Friday, December 8, 2023

Scripture and tradition. . .

Although the assaults of Roman apologists upon sola Scriptura are sometimes quaint and laughable about how little they know of what it means, the Protestants who beat their chest in defense of the same are equally as obnoxious.  I frankly do not know what Protestants mean when they say sola Scriptura but I know that Lutherans do NOT mean a naked book, stripped from its context, and set apart from the living community of faith that is gathered by that Word.  Lutherans are not shy about confessing the apostolic tradition that Scripture creates and that is passed on with the Word so that each generation does not begin at square one to decide what the Word really says.  If you read our Confessions you see the ample and abundant quotes from the fathers to show that what we confess is neither new or novel but what has always and everywhere been believed.

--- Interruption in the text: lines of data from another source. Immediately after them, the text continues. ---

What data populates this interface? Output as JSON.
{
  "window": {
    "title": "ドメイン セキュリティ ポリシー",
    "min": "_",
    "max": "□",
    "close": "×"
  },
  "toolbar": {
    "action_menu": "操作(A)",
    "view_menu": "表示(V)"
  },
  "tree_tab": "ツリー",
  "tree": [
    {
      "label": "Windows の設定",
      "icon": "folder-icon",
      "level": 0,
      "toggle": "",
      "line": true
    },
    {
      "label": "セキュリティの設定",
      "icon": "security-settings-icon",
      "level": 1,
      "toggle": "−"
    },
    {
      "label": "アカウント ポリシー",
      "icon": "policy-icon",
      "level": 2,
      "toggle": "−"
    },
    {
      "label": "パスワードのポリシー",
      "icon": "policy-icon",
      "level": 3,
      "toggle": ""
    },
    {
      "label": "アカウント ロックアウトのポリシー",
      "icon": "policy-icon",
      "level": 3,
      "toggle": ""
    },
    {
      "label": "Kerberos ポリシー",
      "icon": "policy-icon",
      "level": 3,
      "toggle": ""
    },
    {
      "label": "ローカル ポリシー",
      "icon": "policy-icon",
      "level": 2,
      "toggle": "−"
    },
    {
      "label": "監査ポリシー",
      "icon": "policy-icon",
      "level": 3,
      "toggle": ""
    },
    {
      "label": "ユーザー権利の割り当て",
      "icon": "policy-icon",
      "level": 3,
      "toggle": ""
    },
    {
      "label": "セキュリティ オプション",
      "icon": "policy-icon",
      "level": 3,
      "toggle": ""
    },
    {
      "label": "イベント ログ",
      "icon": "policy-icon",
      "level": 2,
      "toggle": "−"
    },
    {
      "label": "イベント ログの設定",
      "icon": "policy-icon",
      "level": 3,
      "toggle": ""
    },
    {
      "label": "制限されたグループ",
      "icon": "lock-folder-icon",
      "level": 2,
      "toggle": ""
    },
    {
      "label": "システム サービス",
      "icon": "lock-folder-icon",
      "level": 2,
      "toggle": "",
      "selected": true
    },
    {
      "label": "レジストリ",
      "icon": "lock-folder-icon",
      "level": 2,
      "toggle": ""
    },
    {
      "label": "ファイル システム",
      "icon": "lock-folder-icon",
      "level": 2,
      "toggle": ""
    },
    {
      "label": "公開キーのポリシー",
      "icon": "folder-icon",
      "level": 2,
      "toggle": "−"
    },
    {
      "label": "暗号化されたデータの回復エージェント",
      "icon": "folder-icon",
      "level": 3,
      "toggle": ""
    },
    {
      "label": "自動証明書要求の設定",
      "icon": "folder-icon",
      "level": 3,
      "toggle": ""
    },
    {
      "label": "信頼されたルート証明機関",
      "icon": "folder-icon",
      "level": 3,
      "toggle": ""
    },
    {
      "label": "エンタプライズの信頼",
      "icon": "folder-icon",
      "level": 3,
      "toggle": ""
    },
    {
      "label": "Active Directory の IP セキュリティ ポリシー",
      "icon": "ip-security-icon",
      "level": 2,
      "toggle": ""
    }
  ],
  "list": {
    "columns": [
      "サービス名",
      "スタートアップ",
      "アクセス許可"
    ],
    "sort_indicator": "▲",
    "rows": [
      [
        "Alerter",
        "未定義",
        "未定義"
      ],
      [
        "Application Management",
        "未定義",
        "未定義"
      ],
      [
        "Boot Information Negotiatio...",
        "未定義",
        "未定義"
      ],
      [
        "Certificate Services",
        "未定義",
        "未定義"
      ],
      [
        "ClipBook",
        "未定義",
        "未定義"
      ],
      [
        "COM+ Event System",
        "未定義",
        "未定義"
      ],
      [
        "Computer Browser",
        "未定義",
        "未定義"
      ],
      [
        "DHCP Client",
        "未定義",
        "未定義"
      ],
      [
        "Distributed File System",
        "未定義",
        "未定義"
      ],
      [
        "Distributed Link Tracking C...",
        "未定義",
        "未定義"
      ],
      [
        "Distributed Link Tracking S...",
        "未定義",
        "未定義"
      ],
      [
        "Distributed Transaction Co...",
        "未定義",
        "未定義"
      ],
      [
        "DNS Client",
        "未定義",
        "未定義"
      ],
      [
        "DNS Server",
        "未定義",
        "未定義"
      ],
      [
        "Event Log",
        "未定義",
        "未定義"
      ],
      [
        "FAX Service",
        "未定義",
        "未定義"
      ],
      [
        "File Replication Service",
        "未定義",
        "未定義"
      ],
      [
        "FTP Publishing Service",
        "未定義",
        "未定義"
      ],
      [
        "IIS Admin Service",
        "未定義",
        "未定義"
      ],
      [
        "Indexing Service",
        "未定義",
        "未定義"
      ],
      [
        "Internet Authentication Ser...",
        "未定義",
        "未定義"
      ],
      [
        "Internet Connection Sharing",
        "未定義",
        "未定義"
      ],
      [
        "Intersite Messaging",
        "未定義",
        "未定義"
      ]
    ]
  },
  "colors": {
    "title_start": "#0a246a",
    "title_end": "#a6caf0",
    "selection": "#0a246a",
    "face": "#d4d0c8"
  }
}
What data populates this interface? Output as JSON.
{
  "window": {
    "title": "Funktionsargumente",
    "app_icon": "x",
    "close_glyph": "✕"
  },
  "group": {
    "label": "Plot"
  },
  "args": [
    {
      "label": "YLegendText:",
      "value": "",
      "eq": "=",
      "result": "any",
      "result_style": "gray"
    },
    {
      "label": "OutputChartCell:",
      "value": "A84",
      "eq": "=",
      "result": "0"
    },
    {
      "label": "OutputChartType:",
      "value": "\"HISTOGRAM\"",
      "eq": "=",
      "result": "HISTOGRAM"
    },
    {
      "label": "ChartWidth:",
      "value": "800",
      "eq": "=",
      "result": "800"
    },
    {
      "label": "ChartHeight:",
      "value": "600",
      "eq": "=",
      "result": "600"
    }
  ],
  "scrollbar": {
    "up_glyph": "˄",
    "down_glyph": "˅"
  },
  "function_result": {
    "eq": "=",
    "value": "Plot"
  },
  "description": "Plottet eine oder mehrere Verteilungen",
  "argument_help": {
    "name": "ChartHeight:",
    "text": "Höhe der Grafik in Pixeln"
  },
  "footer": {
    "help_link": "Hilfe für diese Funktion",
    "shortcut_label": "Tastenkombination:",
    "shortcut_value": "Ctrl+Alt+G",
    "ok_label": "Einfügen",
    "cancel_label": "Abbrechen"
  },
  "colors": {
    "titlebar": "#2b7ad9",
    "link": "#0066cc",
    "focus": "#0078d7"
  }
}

For this reason, I find myself more and more adding the words and the apostolic tradition to references of Scripture.  This is not because I have changed my thinking or that Lutherans have.  It is because I fear it is not quite precise enough in our age of confusion to fail to include it.  The issue for sola Scriptura was not whether there was a living tradition that was created by surrounded the Word but authority.  Rome has abundant authorities.  From council to papacy to tradition to Scripture, Rome appeals to a series authorities which conflict and contradict each other.  Luther was absolutely correct here.  But the Lutherans did not dismiss these things in their entirety.  Scripture is our highest authority.  The Word of the Lord endures forever, long after everything else has passed away.  I do not understand how you can mistake this.  The Bible is clear.  There are abundant warnings about adding to the Word and taking away from it.  

Yet the Bible does not belong to the individual -- it is the Church's book.  You do not get to sit alone with your Bible and decide on what it means in what it says.  If that is true, then we have traded a single papacy for a popes as many as their are believers and Scripture ends up saying nothing at all.  We live within the legacy of the faithful who have gone before us.  Really, it is not that hard.  Sure, there are those in every generation who have some unique, weird, strange, and stupid ideas about what Scripture means when it says something.  But even more true is the fact that there is great consistency of belief through the ages so that we are not left to guess or decide for ourselves what the Word of God means in what it says.  This apostolic tradition that lives through its passing down through the generations is certainly not an independent authority nor does it compete with Scripture.  But it does complement the Scripture and it norms our questions just as it does our confession.  The Lutheran Confessions do just that.  They do not impose upon Scripture an alien voice but echo from Scripture what is good, right, true, and faithful.  Creeds and confessions are always normed by the Scriptures but in their faithfulness they also norm what we believe, teach, and confess.

A while ago I lamented that there is precedent for every screwball teaching, error, and heresy.  Of course there is.  There is nothing new under the sun (I read that somewhere).  But we do not live by the precedent of the fringe.  We live by the faithfulness of those in the way, who in their own time proved faithful in words and works and whose witness is added to the living witness of those who believed, believe, and will believe.  So it matters not if some teacher of the past wandered off into the rough places of error or apostasy.  It does not matter even if they were not the first to go there.  The way is narrow.  That must also refer to the width of orthodoxy as much as it refers to Christ alone.  Why can't we just say that?  Why does Rome try to laugh off sola Scriptura when its house is filled with contradiction by the authorities it claims to be guardians of the truth?  Why do Lutherans act as if the apostolic tradition is suspect and if everyone would read Scripture alone they would end up believing as we do?  We don't have to play that game.  Rome is still in a quest for true authority to govern and preserve the faith and the current pope is not fairing well in that game.  Lutherans are not like the Protestants who wave their big floppy Bibles and thus proclaim themselves the true visible sect on earth.  But the games go on.  This Lutheran is tired of the game.  Our first Confession said it best.  We confess the catholic doctrine and abide by the catholic practice and if we are wrong we will change.  That is the Augustana principle through which all our confessional documents must be read.  In it we practice a healthy view of apostolic tradition that gives a context to sola Scriptura which should distance us from Christians who think they have a pipeline to the Holy Spirit and an infallible understanding of what Scripture says (even if they are alone in confessing it).

1 comment:

Wurmbrand said...

The Church is the pillar and bulwark of the true faith. She teaches and demonstrates the apostolicity of her doctrine by binding on the consciences of the Faithful only those things that are demonstrably Biblical. The Church is pastoral. Her concern is always that the sheep may be fed. She loves them and so she passes on, generation by generation, the truth, of which she is custodian, and she does this through the Word of the Living God.

Dale Nelson